◆ **TASK TO CARRY OUT**
Every entry below, first to last, should be restated word for word.

┌────────

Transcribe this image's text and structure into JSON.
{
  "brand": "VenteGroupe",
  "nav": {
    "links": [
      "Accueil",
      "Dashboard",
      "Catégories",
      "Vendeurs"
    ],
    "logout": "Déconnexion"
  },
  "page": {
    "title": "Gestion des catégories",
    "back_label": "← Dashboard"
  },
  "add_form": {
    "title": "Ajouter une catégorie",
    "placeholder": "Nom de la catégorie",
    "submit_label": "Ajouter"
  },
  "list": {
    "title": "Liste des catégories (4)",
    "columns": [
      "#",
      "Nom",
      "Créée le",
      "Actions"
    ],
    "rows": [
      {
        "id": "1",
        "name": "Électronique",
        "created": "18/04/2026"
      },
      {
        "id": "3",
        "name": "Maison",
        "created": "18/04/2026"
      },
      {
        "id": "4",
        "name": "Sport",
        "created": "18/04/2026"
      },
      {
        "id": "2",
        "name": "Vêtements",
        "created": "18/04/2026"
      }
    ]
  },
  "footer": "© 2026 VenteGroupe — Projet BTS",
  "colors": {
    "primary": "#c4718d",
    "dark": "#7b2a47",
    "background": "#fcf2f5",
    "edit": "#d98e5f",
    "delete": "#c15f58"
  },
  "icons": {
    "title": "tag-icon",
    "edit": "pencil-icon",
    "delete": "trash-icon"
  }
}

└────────

◆ **EXERCISE OUTPUT**
Transcribe this image's text and structure into JSON.
{
  "brand": "VenteGroupe",
  "nav": {
    "links": [
      "Accueil",
      "Dashboard",
      "Catégories",
      "Vendeurs"
    ],
    "logout": "Déconnexion"
  },
  "page": {
    "title": "Gestion des catégories",
    "back_label": "← Dashboard"
  },
  "add_form": {
    "title": "Ajouter une catégorie",
    "placeholder": "Nom de la catégorie",
    "submit_label": "Ajouter"
  },
  "list": {
    "title": "Liste des catégories (4)",
    "columns": [
      "#",
      "Nom",
      "Créée le",
      "Actions"
    ],
    "rows": [
      {
        "id": "1",
        "name": "Électronique",
        "created": "18/04/2026"
      },
      {
        "id": "3",
        "name": "Maison",
        "created": "18/04/2026"
      },
      {
        "id": "4",
        "name": "Sport",
        "created": "18/04/2026"
      },
      {
        "id": "2",
        "name": "Vêtements",
        "created": "18/04/2026"
      }
    ]
  },
  "footer": "© 2026 VenteGroupe — Projet BTS",
  "colors": {
    "primary": "#c4718d",
    "dark": "#7b2a47",
    "background": "#fcf2f5",
    "edit": "#d98e5f",
    "delete": "#c15f58"
  },
  "icons": {
    "title": "tag-icon",
    "edit": "pencil-icon",
    "delete": "trash-icon"
  }
}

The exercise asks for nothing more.